Hitler, Mussolini, and Franco
Meanwhile in Europe, bad guys were moving into the neighborhood. Benito Mussolini, the founder and strutting proponent of Fascism, had taken over Italy in 1922. Looking for something strong and glorious to do, Mussolini invaded the independent African empire of Ethiopia in 1935, sending Italian soldiers in tanks and planes to fight people armed with spears. The League of Nations, without American support, did little but bluster to stop Mussolini.
Adolf Hitler, a tyrant with murderous intentions, took over Germany in 1933 through a parliamentary process. After quickly getting rid of his country's struggling democracy, Hitler revived the German economy with dictatorial control, massive military re-armament, and projects like the world's first national freeway system (the autobahn) and the first specially created "people's car" (the Volkswagen). Ominously, he also began an ever-tightening persecution of Jewish people and other minorities. Some Western democracies tried to overlook Hitler's crimes because they thought he would fight Communism.
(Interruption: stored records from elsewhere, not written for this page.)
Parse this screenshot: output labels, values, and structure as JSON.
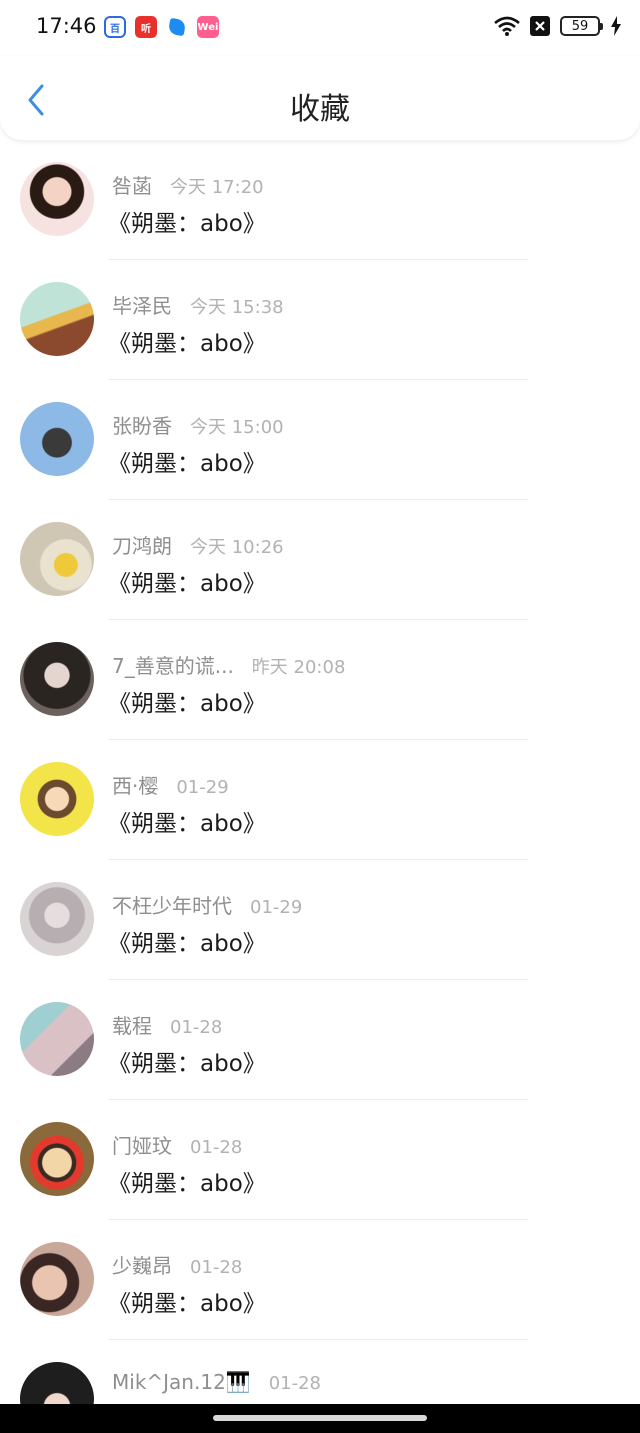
{
  "status_bar": {
    "time": "17:46",
    "battery": "59",
    "notification_icons": [
      {
        "name": "baidu-app-icon",
        "text": "百"
      },
      {
        "name": "ting-app-icon",
        "text": "听"
      },
      {
        "name": "blue-app-icon",
        "text": ""
      },
      {
        "name": "weiwei-app-icon",
        "text": "Wei"
      }
    ],
    "colors": {
      "baidu": "#2d6be4",
      "ting": "#e8312a",
      "blue": "#1c8cf2",
      "weiwei": "#ff5f8f"
    }
  },
  "header": {
    "title": "收藏",
    "back_icon": "chevron-left-icon",
    "accent": "#3d8fe0"
  },
  "items": [
    {
      "name": "咎菡",
      "time": "今天 17:20",
      "content": "《朔墨：abo》"
    },
    {
      "name": "毕泽民",
      "time": "今天 15:38",
      "content": "《朔墨：abo》"
    },
    {
      "name": "张盼香",
      "time": "今天 15:00",
      "content": "《朔墨：abo》"
    },
    {
      "name": "刀鸿朗",
      "time": "今天 10:26",
      "content": "《朔墨：abo》"
    },
    {
      "name": "7_善意的谎...",
      "time": "昨天 20:08",
      "content": "《朔墨：abo》"
    },
    {
      "name": "西·樱",
      "time": "01-29",
      "content": "《朔墨：abo》"
    },
    {
      "name": "不枉少年时代",
      "time": "01-29",
      "content": "《朔墨：abo》"
    },
    {
      "name": "载程",
      "time": "01-28",
      "content": "《朔墨：abo》"
    },
    {
      "name": "门娅玟",
      "time": "01-28",
      "content": "《朔墨：abo》"
    },
    {
      "name": "少巍昂",
      "time": "01-28",
      "content": "《朔墨：abo》"
    },
    {
      "name": "Mik^Jan.12🎹",
      "time": "01-28",
      "content": ""
    }
  ]
}
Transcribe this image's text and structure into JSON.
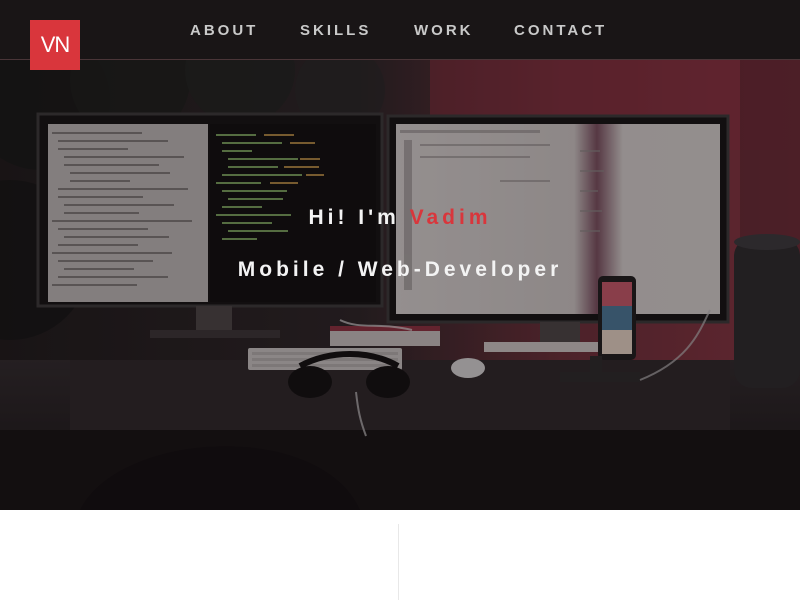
{
  "logo": {
    "text": "VN"
  },
  "nav": {
    "items": [
      {
        "label": "ABOUT"
      },
      {
        "label": "SKILLS"
      },
      {
        "label": "WORK"
      },
      {
        "label": "CONTACT"
      }
    ]
  },
  "hero": {
    "greeting_prefix": "Hi! I'm ",
    "greeting_name": "Vadim",
    "subtitle": "Mobile / Web-Developer"
  },
  "colors": {
    "accent": "#d9363c",
    "nav_background": "#191516",
    "nav_text": "#c9c9c9",
    "hero_text": "#f3f3f3"
  }
}
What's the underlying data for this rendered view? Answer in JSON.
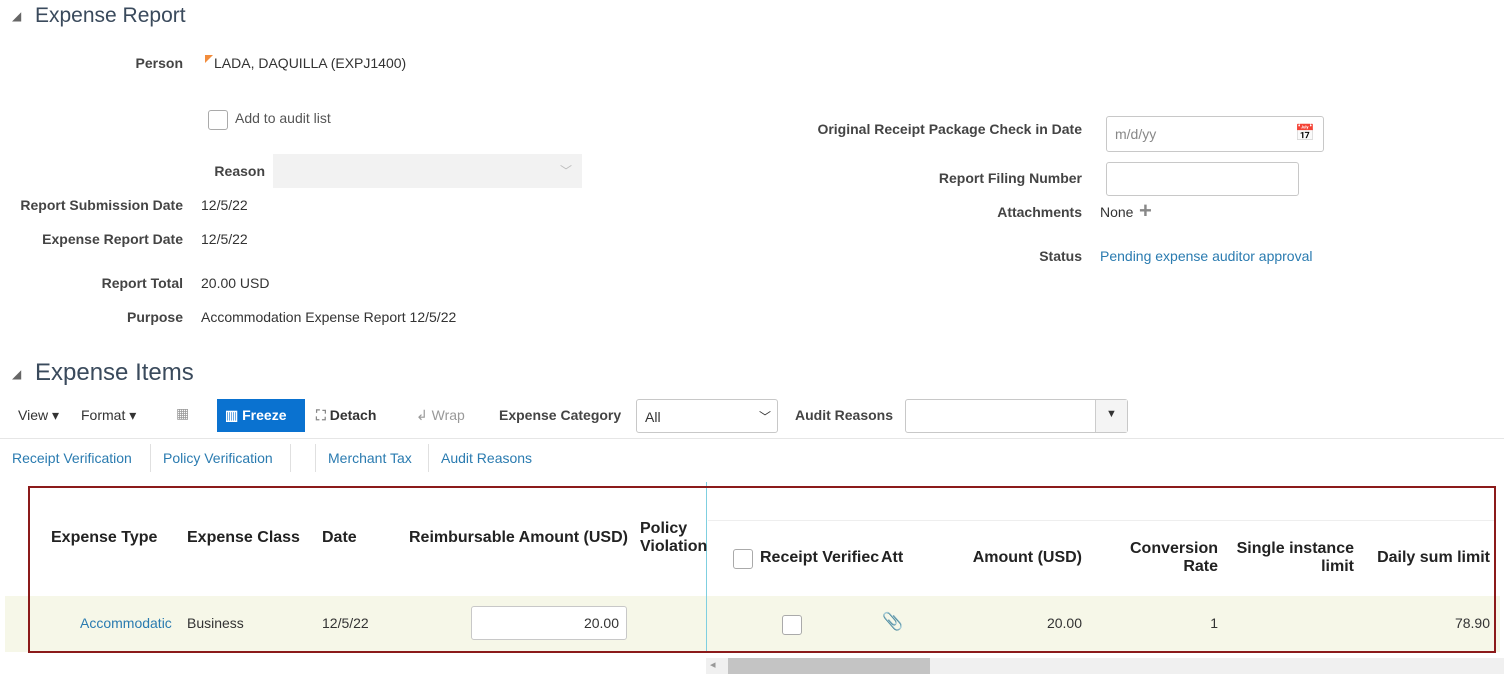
{
  "report": {
    "title": "Expense Report",
    "person_label": "Person",
    "person": "LADA, DAQUILLA (EXPJ1400)",
    "audit_checkbox": "Add to audit list",
    "reason_label": "Reason",
    "submission_label": "Report Submission Date",
    "submission": "12/5/22",
    "date_label": "Expense Report Date",
    "date": "12/5/22",
    "total_label": "Report Total",
    "total": "20.00 USD",
    "purpose_label": "Purpose",
    "purpose": "Accommodation Expense Report 12/5/22",
    "receipt_label": "Original Receipt Package Check in Date",
    "receipt_placeholder": "m/d/yy",
    "filing_label": "Report Filing Number",
    "attachments_label": "Attachments",
    "attachments": "None",
    "status_label": "Status",
    "status": "Pending expense auditor approval"
  },
  "items": {
    "title": "Expense Items",
    "view": "View",
    "format": "Format",
    "freeze": "Freeze",
    "detach": "Detach",
    "wrap": "Wrap",
    "category_label": "Expense Category",
    "category": "All",
    "audit_label": "Audit Reasons",
    "tabs": [
      "Receipt Verification",
      "Policy Verification",
      "Merchant Tax",
      "Audit Reasons"
    ],
    "columns": {
      "type": "Expense Type",
      "class": "Expense Class",
      "date": "Date",
      "reimb": "Reimbursable Amount (USD)",
      "policy1": "Policy",
      "policy2": "Violation",
      "receipt": "Receipt Verifiec",
      "att": "Att",
      "amount": "Amount (USD)",
      "conv1": "Conversion",
      "conv2": "Rate",
      "single1": "Single instance",
      "single2": "limit",
      "daily": "Daily sum limit"
    },
    "row": {
      "type": "Accommodatic",
      "class": "Business",
      "date": "12/5/22",
      "reimb": "20.00",
      "amount": "20.00",
      "conv": "1",
      "daily": "78.90"
    }
  }
}
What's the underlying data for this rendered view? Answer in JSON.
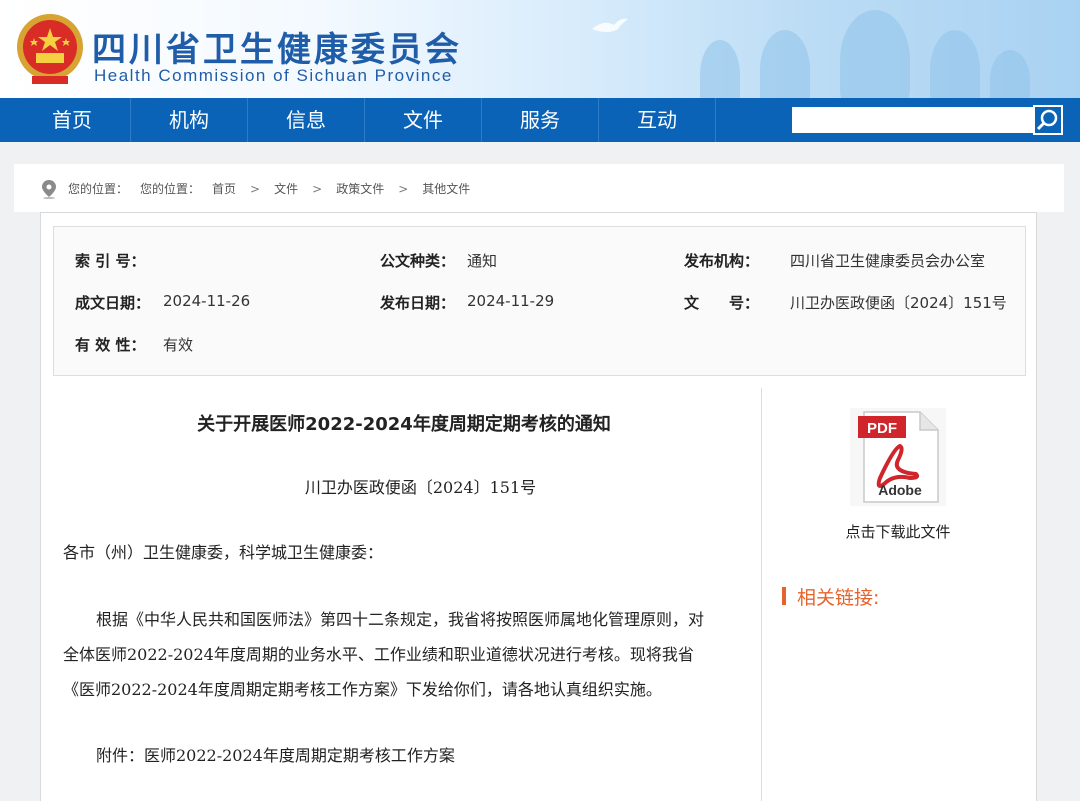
{
  "header": {
    "title": "四川省卫生健康委员会",
    "subtitle": "Health Commission of Sichuan Province",
    "emblem_icon": "national-emblem-icon"
  },
  "nav": {
    "items": [
      "首页",
      "机构",
      "信息",
      "文件",
      "服务",
      "互动"
    ],
    "search_placeholder": "",
    "search_icon": "search-icon"
  },
  "breadcrumb": {
    "prefix": "您的位置：",
    "items": [
      "您的位置：",
      "首页",
      "文件",
      "政策文件",
      "其他文件"
    ],
    "separator": ">"
  },
  "meta": {
    "index_label": "索 引 号：",
    "index_value": "",
    "type_label": "公文种类：",
    "type_value": "通知",
    "org_label": "发布机构：",
    "org_value": "四川省卫生健康委员会办公室",
    "created_label": "成文日期：",
    "created_value": "2024-11-26",
    "published_label": "发布日期：",
    "published_value": "2024-11-29",
    "docno_label": "文　　号：",
    "docno_value": "川卫办医政便函〔2024〕151号",
    "valid_label": "有 效 性：",
    "valid_value": "有效"
  },
  "document": {
    "title": "关于开展医师2022-2024年度周期定期考核的通知",
    "number": "川卫办医政便函〔2024〕151号",
    "salutation": "各市（州）卫生健康委，科学城卫生健康委：",
    "body_line1": "根据《中华人民共和国医师法》第四十二条规定，我省将按照医师属地化管理原则，对",
    "body_line2": "全体医师2022-2024年度周期的业务水平、工作业绩和职业道德状况进行考核。现将我省",
    "body_line3": "《医师2022-2024年度周期定期考核工作方案》下发给你们，请各地认真组织实施。",
    "attachment": "附件：医师2022-2024年度周期定期考核工作方案"
  },
  "sidebar": {
    "pdf_badge": "PDF",
    "pdf_brand": "Adobe",
    "download_label": "点击下载此文件",
    "related_title": "相关链接:"
  },
  "colors": {
    "nav_bg": "#0a63b6",
    "title_blue": "#1f5da8",
    "accent_orange": "#e8632b"
  }
}
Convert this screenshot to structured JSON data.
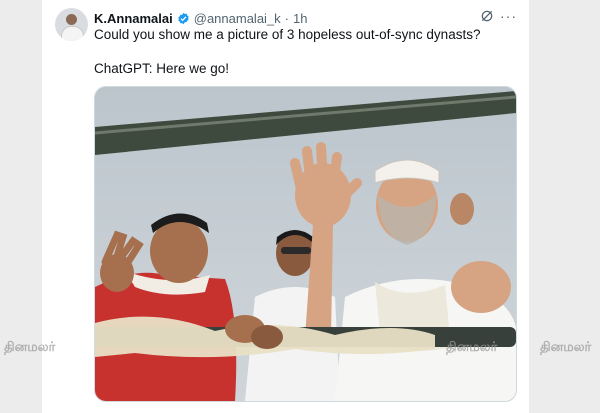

In 1936, Hitler and Mussolini aligned themselves as the Axis powers. Soon they had a joint project. The democratic government of Spain was fighting a civil war with would-be dictator General Franco. Germany and Italy jumped in on Franco's side, sending troops, planes, and tanks. The Spanish Republican government got some help from the Soviet Union and individual volunteers from many countries, including the United States. The governments of France, Britain, and the United States refused to help save the Spanish government, but Germany and Italy had no such hesitation about destroying it. After three years of brutal fighting — including the bombing of civilians by Germany and Italy — Franco won (1939).
The Neutrality Acts
As the dictators increased their power, the United States increased its effort to figure out a better way to stay out of trouble. Congress passed separate Neutrality Acts for three years in a row starting in 1935, in an attempt to avoid the kind of economic entanglement that had led to the U.S. being drawn in to World War I.
These neutrality acts said that when the president proclaimed the existence of a foreign war, no American could loan money, sell weapons, or even sail on a ship belonging to one of the fighting sides. These rules were a step back from the freedom of the seas for which the U.S. had fought major wars in the past. The Neutrality Acts made no distinction between good guys and bad guys; the United States wasn't going to help anybody.
By not working for democracy, the Neutrality Acts gave the advantage to dictatorships. The United States's attempts to avoid conflict also included a refusal to prepare for any possible war. Throughout most of the 1930s, the American army contained fewer than 200,000 men, smaller than the armies of Poland or Turkey.